About two weeks ago, I received an interesting email from a friend. It indicated that something was to occur this August that happens only once every 823 years: the phenomena of having five Fridays, five Saturdays, and five Sundays in one month. Allegedly based on the ancient Chinese art and science known as Feng Shui, this rare occurrence also known as “Silver Pockets” or “Money Bags” was to be a harbinger of wealth, a Chinese fortune cookie if you will, if only I passed along this chain email to notify family and friends who might then fill the inboxes of their families and friends.
Not of Chinese ancestry but with the determination of a bloodhound, I decided to learn more about Feng Shui. I began by going to the repository of the wisdom of the ages, Google. Entering the words into Google Translate, I was dismayed to discover that no English translation for those words was available. I expected to see “Silver Pockets.” When I did not, I realized that those Chinese words could mean almost anything and began to doubt the credibility of the email I received.
Then a strange, almost mystical thing happened. As I was composing this article, my neighbor, who works for a Chinese doctor, paid me a visit. I told her what I was doing, and she asked me what words I was trying to translate. I responded, “Feng Shui,” whereupon she informed me (or so I heard) that the Chinese word “Feng” translates to the English word “Win” and “Shui” to “Water.” This revelation put a completely different spin on the nature of the good fortune promised as a result of my spamming friends and family with the news of my soon-to-be good fortune.
On further investigation, I found that the translation provided by my neighbor was either incorrect or, more likely, misinterpreted by me due to my poor hearing. Continued searching revealed that the word “Feng” translated to “Wind,” putting a damper on whatever it was that I would be “winning” by sending out that lucky email.

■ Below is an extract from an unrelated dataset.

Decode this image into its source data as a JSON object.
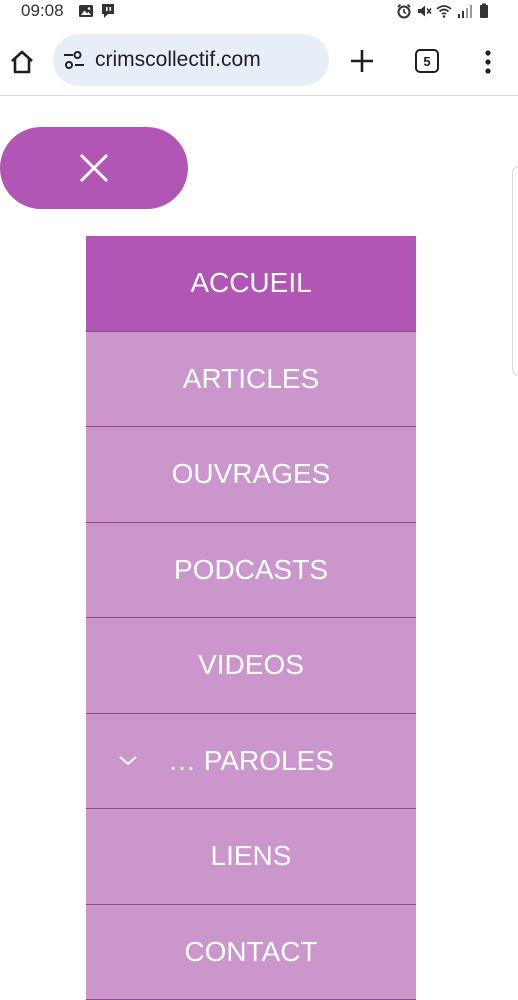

Having finally learned the meaning of the Chinese practice, I now understood that the art of Feng Shui was in some sense rooted in the two elements of wind and water as the basis of living a more organized, happier, less stressful life. I also know understood that the email I received was just another example of the urban legends that the ease of email communication has spawned. Five Fridays, five Saturdays, and five Sundays in a 31-day month, I discovered through the power of Google, is not all that uncommon.
Yet, the email did stimulate my curiosity about the art and science of Feng Shui, a manifestation of which is found in the organization of the furnishings and decor of homes to optimize the flow of energy throughout. To further harmonize the occupants with their surroundings, adequate lighting is required as is as much sunlight as possible. Using the same principles, other aspects of one’s life can be organized to promote a happier lifestyle. You can even utilize principles of Feng Shui in selecting a mate who will be your lifelong soulmate. This, of course, is not to be confused with the Kama Sutra of Indian origin.
The ancient custom also employs dragons as powerful cures and symbols of virility, wealth, and abundance when placed in the appropriate locations in one’s home. Perhaps, with proper dragon placement, good fortune may smile upon you this August regardless the bogus information presented in the email.
As I pondered the many perceived positives associated with Feng Shui, I wondered what organizing principles other cultures employed to provide similar benefits to their members. This brought to mind the land of my ancestry, Italy. The motherland of da Vinci, Gallileo, and Michelangelo, surely Italy must have some old world customs as beneficial to Italians as Feng Shui has been to natives of China.
As I considered the many significant contributions that the Italian culture has made to the development of Western civilization, I remembered an Italian phrase that I learned in my youth and have heard many times during my 87 years of life. And, the more I considered it, the more certain I became that these words, much like Feng Shui, would enable one to direct his energies and enhance his life.
The phrase of which I thought was “Fa in culo” (phonetically, “fong coolo”). Note that both the Chinese and Italian phrases begin with an “F.” That “F” along with spaghetti ends the things that the Chinese and the Italians hold in common. While Feng Shui translates as “Wind and Water,” Fa in culo translates as “up your ass.”
So, to all you folks who received the same email as I and who are awaiting wealth as a result, I advise patience. Perhaps, you can hasten your good fortune by playing the lottery or visiting a casino. Should you lose your bankroll, you may be tempted to utter a phrase such as “Feng Shui.” A more appropriate response, however, would be “fong coolo.”